=== Assigned task ===
Scan the lines below; pull out those with "that".

=== Exercise input ===
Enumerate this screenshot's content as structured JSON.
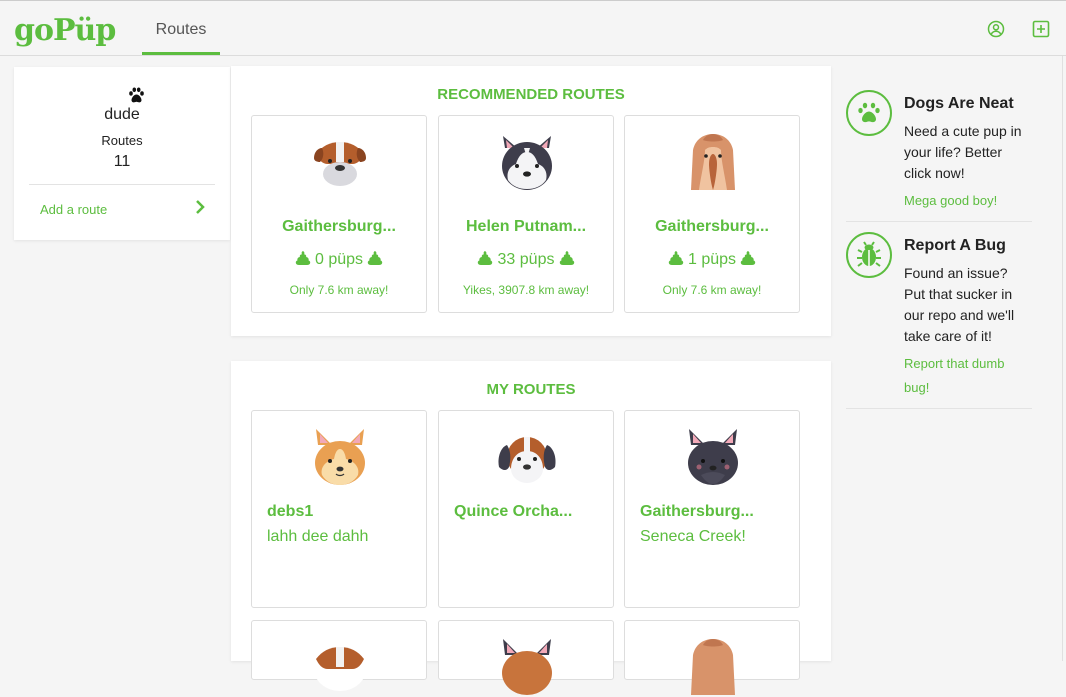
{
  "app": {
    "logo": "goPüp"
  },
  "nav": {
    "routes_tab": "Routes"
  },
  "icons": {
    "account": "account-circle-icon",
    "add": "add-box-icon"
  },
  "profile": {
    "name": "dude",
    "routes_label": "Routes",
    "routes_count": "11",
    "add_route": "Add a route"
  },
  "recommended": {
    "title": "RECOMMENDED ROUTES",
    "items": [
      {
        "name": "Gaithersburg...",
        "pups": "0 püps",
        "distance": "Only 7.6 km away!",
        "dog": "bulldog-icon"
      },
      {
        "name": "Helen Putnam...",
        "pups": "33 püps",
        "distance": "Yikes, 3907.8 km away!",
        "dog": "husky-icon"
      },
      {
        "name": "Gaithersburg...",
        "pups": "1 püps",
        "distance": "Only 7.6 km away!",
        "dog": "afghan-hound-icon"
      }
    ]
  },
  "my_routes": {
    "title": "MY ROUTES",
    "items": [
      {
        "name": "debs1",
        "desc": "lahh dee dahh",
        "dog": "corgi-icon"
      },
      {
        "name": "Quince Orcha...",
        "desc": "",
        "dog": "beagle-icon"
      },
      {
        "name": "Gaithersburg...",
        "desc": "Seneca Creek!",
        "dog": "black-cat-dog-icon"
      }
    ]
  },
  "sidebar": {
    "dogs": {
      "title": "Dogs Are Neat",
      "text": "Need a cute pup in your life? Better click now!",
      "link": "Mega good boy!"
    },
    "bug": {
      "title": "Report A Bug",
      "text": "Found an issue? Put that sucker in our repo and we'll take care of it!",
      "link": "Report that dumb bug!"
    }
  },
  "colors": {
    "accent": "#5cbd3f",
    "background": "#f5f5f5"
  }
}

=== Result of the exercise ===
      "text": "Found an issue? Put that sucker in our repo and we'll take care of it!",
      "link": "Report that dumb bug!"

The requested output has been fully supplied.